In a poll released by the Global Times in December, 65.6 percent of participants found the Trump administration to be "unfavorable," while more than 70 percent believed that China had more and more advantages in competition with the US.

On the US meddling in China's domestic affairs in Taiwan, Xinjiang and Hong Kong, 81.7 percent of nearly 2,000 Chinese participants across 16 major cities of China held a stance of "firmly oppose." 

"The US political system is unable to keep unreliable figures from being elected and it's also unable to effectively contain the president from making trouble in the international order. This is the key damage to the credibility of the US system," Lü noted. 

Most Chinese people see the US presidential election 2020 as a "low-quality talk show" rather than a chance to learn something advanced from the West, as more and more people find the US system is unable to ensure its elected leaders are reliable and keep them from making dangerous and irrational decisions to harm the country and the world, analysts said. 

"Biden will find it very difficult to convince US allies and other countries to believe that Trump or Trump-like politicians won't be elected again. That's why more and more countries, even US allies like the EU members and Japan, are reluctant to tie their own interests too closely to US hegemonic interests," Lü said.

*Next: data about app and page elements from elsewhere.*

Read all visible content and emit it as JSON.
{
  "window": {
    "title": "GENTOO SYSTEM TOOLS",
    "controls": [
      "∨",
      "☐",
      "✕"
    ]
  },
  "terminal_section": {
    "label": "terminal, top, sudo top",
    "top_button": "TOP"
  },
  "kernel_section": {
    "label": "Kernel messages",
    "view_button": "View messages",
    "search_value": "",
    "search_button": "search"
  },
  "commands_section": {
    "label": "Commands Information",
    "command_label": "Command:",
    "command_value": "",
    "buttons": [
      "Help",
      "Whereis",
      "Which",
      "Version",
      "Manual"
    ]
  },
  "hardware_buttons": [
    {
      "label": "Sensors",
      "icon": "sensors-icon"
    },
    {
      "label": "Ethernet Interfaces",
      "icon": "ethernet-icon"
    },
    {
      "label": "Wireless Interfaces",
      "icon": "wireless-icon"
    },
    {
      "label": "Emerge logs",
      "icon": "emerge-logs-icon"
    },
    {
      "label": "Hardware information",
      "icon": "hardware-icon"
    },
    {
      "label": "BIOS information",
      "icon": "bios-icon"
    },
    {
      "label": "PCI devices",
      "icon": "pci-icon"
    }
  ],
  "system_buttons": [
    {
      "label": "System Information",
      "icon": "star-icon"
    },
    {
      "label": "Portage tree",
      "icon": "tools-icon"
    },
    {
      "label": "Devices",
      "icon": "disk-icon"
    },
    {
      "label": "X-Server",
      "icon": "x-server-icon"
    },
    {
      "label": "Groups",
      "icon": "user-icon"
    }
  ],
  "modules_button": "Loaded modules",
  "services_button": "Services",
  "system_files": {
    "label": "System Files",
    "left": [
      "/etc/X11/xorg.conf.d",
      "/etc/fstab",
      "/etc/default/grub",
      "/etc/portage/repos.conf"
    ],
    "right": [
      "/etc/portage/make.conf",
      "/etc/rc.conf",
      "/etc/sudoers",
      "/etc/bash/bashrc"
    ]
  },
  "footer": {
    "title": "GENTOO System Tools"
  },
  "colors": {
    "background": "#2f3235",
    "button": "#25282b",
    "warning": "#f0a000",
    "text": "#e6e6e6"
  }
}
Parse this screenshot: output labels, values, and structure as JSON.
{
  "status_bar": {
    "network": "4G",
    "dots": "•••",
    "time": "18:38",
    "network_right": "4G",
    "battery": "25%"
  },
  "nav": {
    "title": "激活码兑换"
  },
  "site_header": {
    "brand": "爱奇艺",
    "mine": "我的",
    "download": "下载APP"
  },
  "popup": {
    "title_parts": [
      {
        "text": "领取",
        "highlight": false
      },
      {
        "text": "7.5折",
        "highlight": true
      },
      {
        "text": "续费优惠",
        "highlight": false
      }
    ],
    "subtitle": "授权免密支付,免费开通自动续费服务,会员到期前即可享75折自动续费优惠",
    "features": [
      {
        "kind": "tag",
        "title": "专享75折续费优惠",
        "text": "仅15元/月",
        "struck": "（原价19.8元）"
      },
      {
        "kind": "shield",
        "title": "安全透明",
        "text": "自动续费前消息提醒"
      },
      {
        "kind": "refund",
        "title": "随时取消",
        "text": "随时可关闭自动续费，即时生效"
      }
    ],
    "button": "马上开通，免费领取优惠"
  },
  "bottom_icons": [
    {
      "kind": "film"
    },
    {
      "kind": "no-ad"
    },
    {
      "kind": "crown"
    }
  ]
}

"That's why they want to stand closer with China on the regional free trade issue and bilateral investment treaty, even if these choices could offend the US badly," Lü said.